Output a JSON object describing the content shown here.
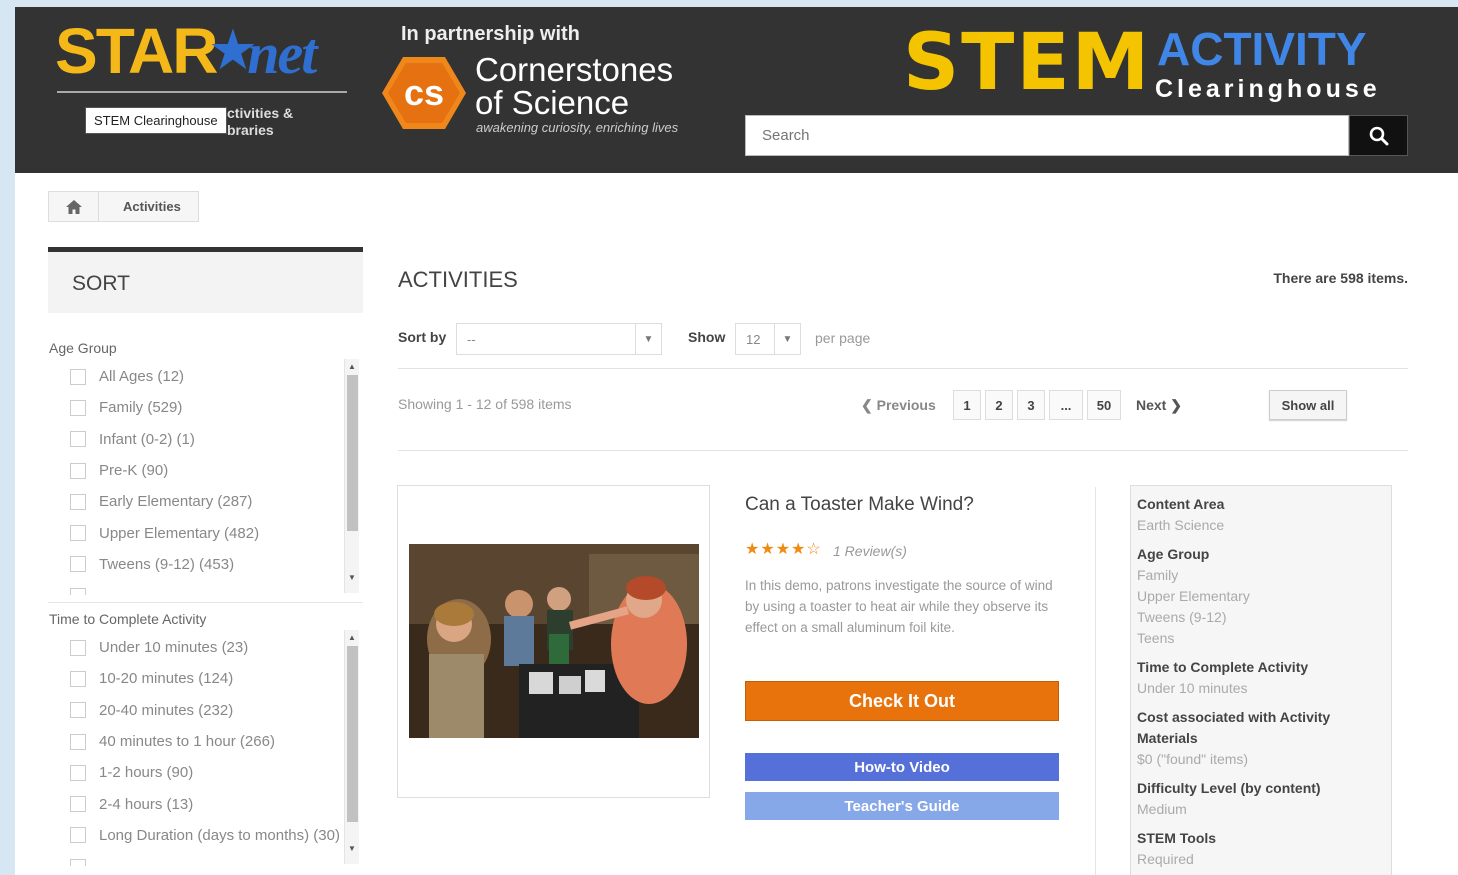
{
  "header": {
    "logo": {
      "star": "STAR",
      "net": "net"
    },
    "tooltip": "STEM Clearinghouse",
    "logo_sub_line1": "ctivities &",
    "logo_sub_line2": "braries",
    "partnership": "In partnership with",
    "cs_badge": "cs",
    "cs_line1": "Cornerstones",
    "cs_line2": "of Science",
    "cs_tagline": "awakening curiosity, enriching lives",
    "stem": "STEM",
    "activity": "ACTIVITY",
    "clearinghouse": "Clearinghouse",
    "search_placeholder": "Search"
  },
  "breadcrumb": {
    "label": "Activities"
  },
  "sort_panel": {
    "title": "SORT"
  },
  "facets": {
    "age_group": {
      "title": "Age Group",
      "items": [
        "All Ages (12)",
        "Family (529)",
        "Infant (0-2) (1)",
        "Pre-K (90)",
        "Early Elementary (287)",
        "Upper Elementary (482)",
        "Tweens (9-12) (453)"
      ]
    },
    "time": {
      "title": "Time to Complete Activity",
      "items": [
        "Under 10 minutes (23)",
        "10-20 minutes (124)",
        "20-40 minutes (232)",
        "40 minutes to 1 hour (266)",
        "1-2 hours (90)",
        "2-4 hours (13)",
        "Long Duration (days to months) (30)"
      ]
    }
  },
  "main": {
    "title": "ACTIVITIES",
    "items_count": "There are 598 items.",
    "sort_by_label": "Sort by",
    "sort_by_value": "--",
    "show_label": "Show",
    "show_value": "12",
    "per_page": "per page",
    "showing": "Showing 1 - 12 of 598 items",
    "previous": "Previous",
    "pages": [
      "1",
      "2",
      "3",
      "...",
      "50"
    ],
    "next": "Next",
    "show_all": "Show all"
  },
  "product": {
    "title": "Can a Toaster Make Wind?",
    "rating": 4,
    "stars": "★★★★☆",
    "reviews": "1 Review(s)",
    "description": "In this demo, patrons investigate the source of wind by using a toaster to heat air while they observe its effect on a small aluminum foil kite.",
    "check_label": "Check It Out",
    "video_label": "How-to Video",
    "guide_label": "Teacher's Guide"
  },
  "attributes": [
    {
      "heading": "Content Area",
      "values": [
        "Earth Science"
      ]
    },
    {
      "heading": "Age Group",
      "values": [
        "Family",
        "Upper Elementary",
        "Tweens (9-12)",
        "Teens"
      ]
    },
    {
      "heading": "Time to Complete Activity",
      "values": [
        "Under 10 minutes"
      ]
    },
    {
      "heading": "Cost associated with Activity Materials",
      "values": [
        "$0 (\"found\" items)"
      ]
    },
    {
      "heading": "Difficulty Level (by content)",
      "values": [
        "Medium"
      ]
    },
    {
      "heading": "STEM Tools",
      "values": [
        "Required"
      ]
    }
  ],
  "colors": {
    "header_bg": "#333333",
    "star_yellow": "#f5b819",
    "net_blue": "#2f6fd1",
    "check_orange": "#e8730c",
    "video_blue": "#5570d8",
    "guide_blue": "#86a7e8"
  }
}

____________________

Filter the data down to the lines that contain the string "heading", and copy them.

> Result of this exercise:
      "heading": "Content Area",
      "heading": "Age Group",
      "heading": "Time to Complete Activity",
      "heading": "Cost associated with Activity Materials",
      "heading": "Difficulty Level (by content)",
      "heading": "STEM Tools",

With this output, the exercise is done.